• _Problem requirements_
The answer must be every line of the data that holds the word "чему".
** Materials provided follows **
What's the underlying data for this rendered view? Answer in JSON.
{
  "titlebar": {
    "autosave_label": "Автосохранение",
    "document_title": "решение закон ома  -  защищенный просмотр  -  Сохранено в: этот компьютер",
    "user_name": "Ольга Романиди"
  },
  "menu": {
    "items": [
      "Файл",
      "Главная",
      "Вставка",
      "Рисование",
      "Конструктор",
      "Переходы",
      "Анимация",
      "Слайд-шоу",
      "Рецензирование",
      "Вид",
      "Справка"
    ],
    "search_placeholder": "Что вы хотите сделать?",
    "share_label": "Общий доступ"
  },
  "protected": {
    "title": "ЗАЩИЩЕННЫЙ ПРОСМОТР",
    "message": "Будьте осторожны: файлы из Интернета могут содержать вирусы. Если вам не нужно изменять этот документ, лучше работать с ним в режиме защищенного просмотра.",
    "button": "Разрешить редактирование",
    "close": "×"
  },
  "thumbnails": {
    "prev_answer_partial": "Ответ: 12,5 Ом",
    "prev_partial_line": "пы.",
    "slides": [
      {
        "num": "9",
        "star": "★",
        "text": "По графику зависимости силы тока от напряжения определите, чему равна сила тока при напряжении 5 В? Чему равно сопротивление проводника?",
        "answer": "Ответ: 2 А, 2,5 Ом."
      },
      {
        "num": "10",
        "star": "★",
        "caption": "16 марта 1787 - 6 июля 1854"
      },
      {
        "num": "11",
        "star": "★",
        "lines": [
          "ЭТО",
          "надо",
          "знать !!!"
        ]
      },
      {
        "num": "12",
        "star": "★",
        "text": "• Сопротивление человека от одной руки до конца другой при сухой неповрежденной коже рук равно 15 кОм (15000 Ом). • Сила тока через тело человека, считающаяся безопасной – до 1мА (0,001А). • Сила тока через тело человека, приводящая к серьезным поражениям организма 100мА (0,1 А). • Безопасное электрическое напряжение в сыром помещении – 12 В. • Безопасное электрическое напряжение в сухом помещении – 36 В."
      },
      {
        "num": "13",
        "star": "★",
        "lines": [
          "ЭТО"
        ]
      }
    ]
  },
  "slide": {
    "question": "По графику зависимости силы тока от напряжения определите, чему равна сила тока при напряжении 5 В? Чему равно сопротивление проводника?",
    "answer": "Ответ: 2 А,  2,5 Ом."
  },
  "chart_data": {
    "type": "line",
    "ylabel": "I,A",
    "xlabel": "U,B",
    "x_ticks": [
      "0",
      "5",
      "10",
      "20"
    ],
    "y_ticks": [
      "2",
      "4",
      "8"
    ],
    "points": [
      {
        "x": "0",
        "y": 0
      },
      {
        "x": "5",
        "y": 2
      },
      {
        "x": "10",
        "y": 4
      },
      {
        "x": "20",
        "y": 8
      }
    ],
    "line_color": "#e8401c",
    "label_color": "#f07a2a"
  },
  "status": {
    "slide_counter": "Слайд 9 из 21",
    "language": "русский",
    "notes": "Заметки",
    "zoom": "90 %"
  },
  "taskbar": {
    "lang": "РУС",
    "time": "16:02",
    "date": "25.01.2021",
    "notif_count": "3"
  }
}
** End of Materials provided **
• _Exercise output_
        "text": "По графику зависимости силы тока от напряжения определите, чему равна сила тока при напряжении 5 В? Чему равно сопротивление проводника?",
    "question": "По графику зависимости силы тока от напряжения определите, чему равна сила тока при напряжении 5 В? Чему равно сопротивление проводника?",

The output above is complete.